O: Will pop music, songwriters, and guitarists still be relevant in the future? Or will technology change that?


MS: I still think it's very relevant. You can't deny it, because it's very direct and it remains extremely close to people. It's not one step removed, like when you make an electronic record and you didn't exactly make the sound yourself, you know? I also think nothing becomes clearer faster than the limitations of electronic music. Pretty much everything has been tried with it. It seems to be the kind of thing that will never last that long, just until the focus gets more on people instead of trying to replace the newest trend. It'll come back again; it just takes people being interested again. When people are tired enough of groove- and rap-oriented rock, people with songs will come back with a vengeance. There are a lot of artists around right now who are really good and in the prime of their music-making ability who aren't getting much of an outlet, and that's a shame. Part of me feels that some smart person will figure out how to get them all together and co-opt them and make some money and make their careers last.

O: In terms of your output, it's safe to say that Girlfriend is considered by nearly everyone to be your creative peak.

MS: That's the way it's been. But 100% Fun did as well as Girlfriend much faster and I didn't get that quite as much. I got it around the time of Altered Beast and Blue Sky On Mars; those records people didn't connect with as much.


O: Why do you think that was?

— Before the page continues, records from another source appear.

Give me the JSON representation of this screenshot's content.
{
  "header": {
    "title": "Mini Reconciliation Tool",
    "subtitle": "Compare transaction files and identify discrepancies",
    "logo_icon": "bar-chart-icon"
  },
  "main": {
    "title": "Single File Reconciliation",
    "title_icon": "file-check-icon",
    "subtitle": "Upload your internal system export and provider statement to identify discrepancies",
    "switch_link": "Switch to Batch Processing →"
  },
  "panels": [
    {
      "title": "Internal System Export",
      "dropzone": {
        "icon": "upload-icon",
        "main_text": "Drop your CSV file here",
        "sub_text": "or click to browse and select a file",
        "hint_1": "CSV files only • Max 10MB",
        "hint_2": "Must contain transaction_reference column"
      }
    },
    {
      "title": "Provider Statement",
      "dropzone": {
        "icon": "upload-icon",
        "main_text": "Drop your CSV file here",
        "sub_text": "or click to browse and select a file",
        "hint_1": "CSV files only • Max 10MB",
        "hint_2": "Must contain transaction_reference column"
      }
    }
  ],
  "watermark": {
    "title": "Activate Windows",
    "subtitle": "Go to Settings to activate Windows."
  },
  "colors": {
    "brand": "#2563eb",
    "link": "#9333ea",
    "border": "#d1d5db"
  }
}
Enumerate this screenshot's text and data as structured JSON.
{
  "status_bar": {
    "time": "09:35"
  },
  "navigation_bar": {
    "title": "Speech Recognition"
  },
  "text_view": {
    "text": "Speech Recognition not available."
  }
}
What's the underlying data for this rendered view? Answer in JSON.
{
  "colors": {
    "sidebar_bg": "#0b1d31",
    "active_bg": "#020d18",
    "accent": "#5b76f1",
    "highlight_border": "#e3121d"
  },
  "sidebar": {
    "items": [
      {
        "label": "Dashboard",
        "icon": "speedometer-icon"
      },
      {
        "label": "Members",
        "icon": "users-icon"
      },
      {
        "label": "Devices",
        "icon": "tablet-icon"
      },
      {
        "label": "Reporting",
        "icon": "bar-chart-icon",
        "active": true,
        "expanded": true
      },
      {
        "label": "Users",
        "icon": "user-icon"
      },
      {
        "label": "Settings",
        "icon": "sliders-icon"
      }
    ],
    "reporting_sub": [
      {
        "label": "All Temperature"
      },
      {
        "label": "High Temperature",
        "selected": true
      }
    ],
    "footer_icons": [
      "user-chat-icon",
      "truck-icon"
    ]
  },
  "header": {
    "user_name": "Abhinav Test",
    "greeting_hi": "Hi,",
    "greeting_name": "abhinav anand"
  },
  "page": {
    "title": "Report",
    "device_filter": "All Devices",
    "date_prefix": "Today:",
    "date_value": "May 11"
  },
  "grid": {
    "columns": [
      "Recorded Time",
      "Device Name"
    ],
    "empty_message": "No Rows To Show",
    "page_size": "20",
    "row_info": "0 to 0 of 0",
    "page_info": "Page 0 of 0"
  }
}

MS: I think because Girlfriend was such a simple, emotional, relationship sort of record, and it could apply to so many people in relationships. I didn't want to try to make these completely standard relationship records forever, so I went off and made a little weirder and freakier record with Altered Beast that had different sorts of moods on it. 100% Fun was more balanced. Blue Sky On Mars was perceived as not connecting well with people, but it's done better than the new record has, and people are saying that the new album is as good as Girlfriend or the best since Girlfriend.

O: Does it bother you that everyone uses it as the yardstick to measure your career?


MS: I don't think it does. Everybody still only talks about Girlfriend, but at least they really like the record. I'm happy to have a record anyone cares so much about.

O: Getting back to songs like "Millennium Blues," are you more concerned with your own mortality at this point?

MS: Not more than I ever have been. I've always thought about that; it's always been the thing that informs the depression in my life. [Laughs.]


O: Isn't 35 kind of early to start worrying about it?

MS: How can it not be, for anyone who faces up to the facts of life? It's in there somewhat. But when I go to those places, it makes me feel better about everything. At least I acknowledge that I'm not going to live forever, and that I'm not super-young anymore. I'm not saying I'm the oldest person around—I still feel young—but if you're a self-aware person, you realize what's happening in your life.

O: You've packaged In Reverse with a painting by Margaret Keane. Is your interest in her work part of a desire to capture that nostalgia of childhood?


MS: That's interesting. My wife and I collect a lot of her artwork, as well as the work of a lot of the people who've copied her style. We've become crazy about that whole world of these painters that existed then. We collect stuff by a lot of other artists, too—all in the "big eye" category. We're actually starting to write a book about all the artists in this trend and compile them in one place for the first time. We have a book agent in New York, and we're slowly writing the book. The paintings are partly about that innocence, but, especially in Keane's stuff, there's also a spacey mystical quality that feels sort of pure to me. Collecting art has been a very valuable thing for me in terms of thinking about what I do. The more I can make things that make me happy, the more I'll be an artist with an identity.